Actual expenses for this trip:
Round trip, LAX-San Jose $198.00
Compact, three days $69.47
Sand Rock Farm
Two nights, including tax $407.00
Phil's Fish Market $28.74
Elkhorn Slough Safari $52.00
Dinner and drinks
The Whole Enchilada $55.67
Other food, drink $8.16
Parking, gas, permit $12.00
Final tab $853.13
Sand Rock Farm, 6901 Freedom Blvd., Aptos, CA 95003; (831) 688-8005, fax (831) 688-8025, www.sandrockfarm.com.

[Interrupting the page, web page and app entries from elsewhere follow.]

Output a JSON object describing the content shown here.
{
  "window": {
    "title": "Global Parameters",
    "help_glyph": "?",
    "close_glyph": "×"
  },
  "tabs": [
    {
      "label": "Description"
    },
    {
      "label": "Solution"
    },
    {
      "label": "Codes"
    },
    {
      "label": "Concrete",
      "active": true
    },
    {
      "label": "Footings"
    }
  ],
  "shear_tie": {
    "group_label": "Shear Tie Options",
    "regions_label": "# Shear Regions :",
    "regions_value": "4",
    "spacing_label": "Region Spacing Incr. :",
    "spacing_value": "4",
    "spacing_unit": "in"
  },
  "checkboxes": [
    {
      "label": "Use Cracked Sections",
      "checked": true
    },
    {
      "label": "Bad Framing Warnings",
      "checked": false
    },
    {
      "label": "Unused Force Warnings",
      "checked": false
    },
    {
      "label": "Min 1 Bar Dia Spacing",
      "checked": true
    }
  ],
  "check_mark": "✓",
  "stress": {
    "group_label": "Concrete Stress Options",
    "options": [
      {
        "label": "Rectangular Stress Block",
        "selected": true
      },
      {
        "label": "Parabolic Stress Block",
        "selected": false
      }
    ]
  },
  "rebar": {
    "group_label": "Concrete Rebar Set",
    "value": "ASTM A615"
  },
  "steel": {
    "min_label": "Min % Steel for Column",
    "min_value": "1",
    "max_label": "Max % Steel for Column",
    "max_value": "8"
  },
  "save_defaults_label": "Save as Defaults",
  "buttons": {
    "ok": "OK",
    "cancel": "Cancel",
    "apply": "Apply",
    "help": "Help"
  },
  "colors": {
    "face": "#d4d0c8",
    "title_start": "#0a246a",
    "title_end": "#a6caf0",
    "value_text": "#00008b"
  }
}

Elkhorn Slough Safari, P.O. Box 570, Moss Landing, CA 95039; (831) 633-5555, www.elkhornslough.com.